■ **Exercise requirements**
Go over the data and keep only the lines that include "title".

+ + + + +

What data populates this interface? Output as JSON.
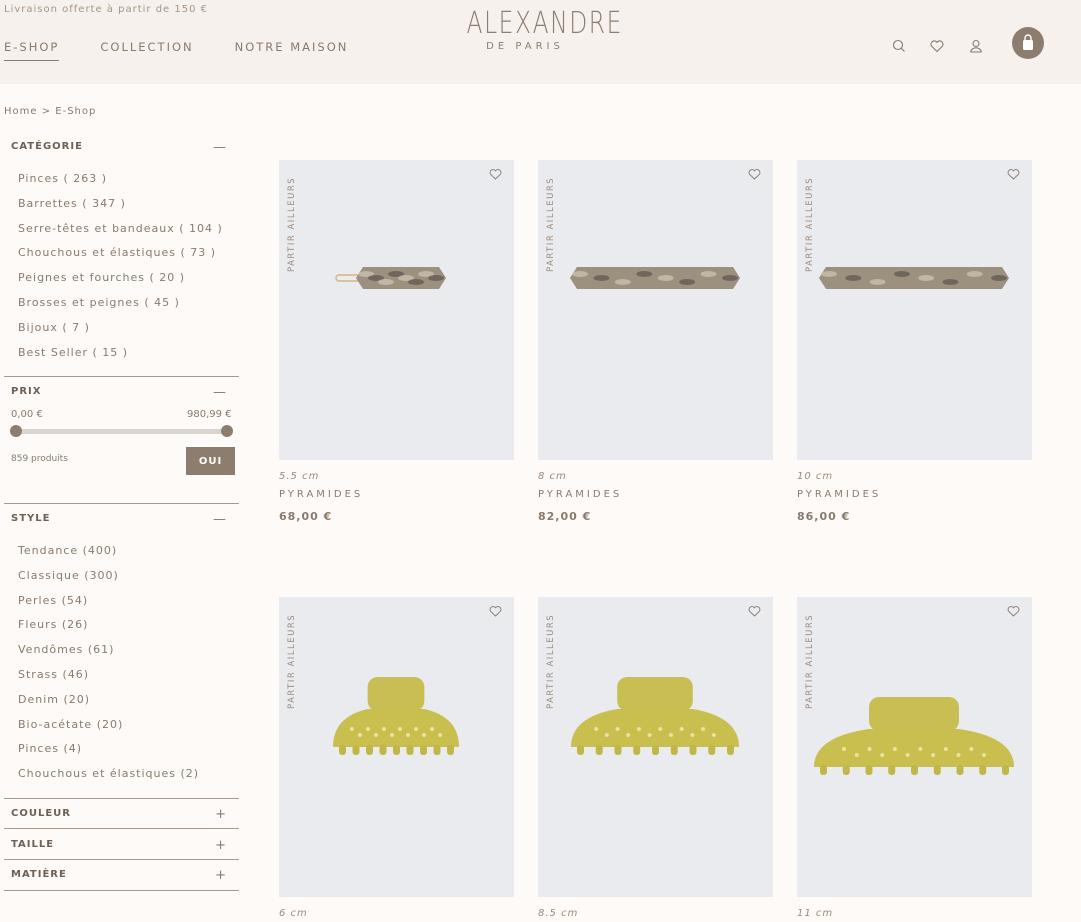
{
  "header": {
    "promo": "Livraison offerte à partir de 150 €",
    "nav": [
      "E-SHOP",
      "COLLECTION",
      "NOTRE MAISON"
    ],
    "logo_main": "ALEXANDRE",
    "logo_sub": "DE PARIS",
    "icons": [
      "search-icon",
      "heart-icon",
      "user-icon",
      "bag-icon"
    ]
  },
  "breadcrumb": "Home  >  E-Shop",
  "filters": {
    "category": {
      "title": "CATÉGORIE",
      "toggle": "—",
      "items": [
        "Pinces  ( 263 )",
        "Barrettes  ( 347 )",
        "Serre-têtes et bandeaux  ( 104 )",
        "Chouchous et élastiques  ( 73 )",
        "Peignes et fourches  ( 20 )",
        "Brosses et peignes  ( 45 )",
        "Bijoux  ( 7 )",
        "Best Seller  ( 15 )"
      ]
    },
    "price": {
      "title": "PRIX",
      "toggle": "—",
      "min": "0,00 €",
      "max": "980,99 €",
      "count": "859 produits",
      "button": "OUI"
    },
    "style": {
      "title": "STYLE",
      "toggle": "—",
      "items": [
        "Tendance  (400)",
        "Classique  (300)",
        "Perles  (54)",
        "Fleurs  (26)",
        "Vendômes  (61)",
        "Strass  (46)",
        "Denim  (20)",
        "Bio-acétate  (20)",
        "Pinces  (4)",
        "Chouchous et élastiques  (2)"
      ]
    },
    "collapsed": [
      {
        "title": "COULEUR",
        "toggle": "+"
      },
      {
        "title": "TAILLE",
        "toggle": "+"
      },
      {
        "title": "MATIÈRE",
        "toggle": "+"
      }
    ]
  },
  "products": [
    {
      "tag": "PARTIR AILLEURS",
      "size": "5.5 cm",
      "name": "PYRAMIDES",
      "price": "68,00 €",
      "kind": "barrette"
    },
    {
      "tag": "PARTIR AILLEURS",
      "size": "8 cm",
      "name": "PYRAMIDES",
      "price": "82,00 €",
      "kind": "barrette"
    },
    {
      "tag": "PARTIR AILLEURS",
      "size": "10 cm",
      "name": "PYRAMIDES",
      "price": "86,00 €",
      "kind": "barrette"
    },
    {
      "tag": "PARTIR AILLEURS",
      "size": "6 cm",
      "name": "",
      "price": "",
      "kind": "clip"
    },
    {
      "tag": "PARTIR AILLEURS",
      "size": "8.5 cm",
      "name": "",
      "price": "",
      "kind": "clip"
    },
    {
      "tag": "PARTIR AILLEURS",
      "size": "11 cm",
      "name": "",
      "price": "",
      "kind": "clip"
    }
  ],
  "colors": {
    "accent": "#8d7d6f",
    "background": "#fdfaf7",
    "header": "#f6f1ec",
    "card": "#eaebef"
  }
}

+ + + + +

■ **Task solution**
      "title": "CATÉGORIE",
      "title": "PRIX",
      "title": "STYLE",
        "title": "COULEUR",
        "title": "TAILLE",
        "title": "MATIÈRE",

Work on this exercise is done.